(adapted/excerpted from the Open Data Handbook)
Open data is data that can be freely used, reused and redistributed by anyone - subject only, at most, to the requirement to attribute and share-alike. Some requirements for data to be truly open are as follows.
Why is it so important to be clear about the definition of “open”? The answer: interoperability, which is the ability of diverse systems and organizations to work together (inter-operate). In this case, it is the ability to usefully combine datasets from different countries in the lower Mekong region.
Interoperability allows for different components to work together. This ability to make components and to plug them together is essential to building large, complex systems. Without interoperability this becomes nearly impossible.
The core of a “commons” of data (or code) is that one piece of “open” material can be freely intermixed with other “open” material. This interoperability is key to achieving the main practical benefits of “openness”: the enhanced ability to combine different datasets together and thereby to develop more and better products and services. This ability to combine separate pieces from different sources into larger, more sophisticated systems is the real value of the openness standard.
(from the Open Knowledge Foundation)
Some common reasons for supporting open data:

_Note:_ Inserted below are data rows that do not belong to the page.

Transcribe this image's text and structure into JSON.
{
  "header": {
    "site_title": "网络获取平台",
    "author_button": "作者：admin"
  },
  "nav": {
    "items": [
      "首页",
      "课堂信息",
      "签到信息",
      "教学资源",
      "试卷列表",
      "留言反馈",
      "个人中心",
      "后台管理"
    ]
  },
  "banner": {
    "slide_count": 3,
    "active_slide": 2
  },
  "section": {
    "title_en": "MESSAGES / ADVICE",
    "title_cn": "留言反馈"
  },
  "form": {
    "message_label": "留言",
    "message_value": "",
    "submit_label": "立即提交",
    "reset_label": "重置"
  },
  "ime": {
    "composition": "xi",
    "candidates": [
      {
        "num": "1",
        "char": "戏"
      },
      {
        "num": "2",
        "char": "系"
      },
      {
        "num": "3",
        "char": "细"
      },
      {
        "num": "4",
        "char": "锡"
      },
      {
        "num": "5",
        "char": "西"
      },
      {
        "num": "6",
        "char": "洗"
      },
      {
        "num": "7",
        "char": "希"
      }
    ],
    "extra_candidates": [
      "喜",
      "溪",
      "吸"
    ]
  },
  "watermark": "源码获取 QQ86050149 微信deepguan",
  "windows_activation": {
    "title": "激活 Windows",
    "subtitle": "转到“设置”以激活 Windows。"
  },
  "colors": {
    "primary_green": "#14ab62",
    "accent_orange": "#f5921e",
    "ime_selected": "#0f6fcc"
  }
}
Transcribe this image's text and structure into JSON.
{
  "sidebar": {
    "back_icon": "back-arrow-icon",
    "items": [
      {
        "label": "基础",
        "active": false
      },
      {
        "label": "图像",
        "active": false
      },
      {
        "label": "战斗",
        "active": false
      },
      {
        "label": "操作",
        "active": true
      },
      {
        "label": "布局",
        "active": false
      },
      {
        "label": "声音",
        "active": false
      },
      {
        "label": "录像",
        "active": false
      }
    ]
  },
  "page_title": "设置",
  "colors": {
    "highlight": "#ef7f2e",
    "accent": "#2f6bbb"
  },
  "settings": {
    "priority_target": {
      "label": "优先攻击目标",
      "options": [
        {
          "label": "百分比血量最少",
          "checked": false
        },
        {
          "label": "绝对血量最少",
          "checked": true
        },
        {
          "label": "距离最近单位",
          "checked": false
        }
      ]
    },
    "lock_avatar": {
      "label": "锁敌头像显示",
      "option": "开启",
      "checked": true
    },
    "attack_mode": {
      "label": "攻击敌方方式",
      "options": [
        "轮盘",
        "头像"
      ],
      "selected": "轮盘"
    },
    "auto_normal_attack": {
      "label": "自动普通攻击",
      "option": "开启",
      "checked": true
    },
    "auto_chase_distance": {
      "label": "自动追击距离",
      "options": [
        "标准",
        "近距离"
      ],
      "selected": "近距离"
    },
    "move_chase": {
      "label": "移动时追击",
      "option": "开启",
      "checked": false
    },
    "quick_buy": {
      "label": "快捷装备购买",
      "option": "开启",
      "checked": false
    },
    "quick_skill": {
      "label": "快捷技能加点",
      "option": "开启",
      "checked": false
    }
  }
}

When exploring the Open Development Mekong data catalog, you are likely to find data provided in a variety of formats. The formats were chosen to best match the information the data describes: images as PNGs and TIFFs, text documents as Word Documents (DOC), Text (TXT) files, and sometimes PDFs, spreadsheets as CSVs, and geospatial information as GeoJSON, TopoJSON, KML, and ESRI Shapefile. These are all considered open formats and can be used freely in many applications and on most computer operating systems.
The information below will help you better understand the file formats used in the ODM catalog and how you can begin investigating their contents.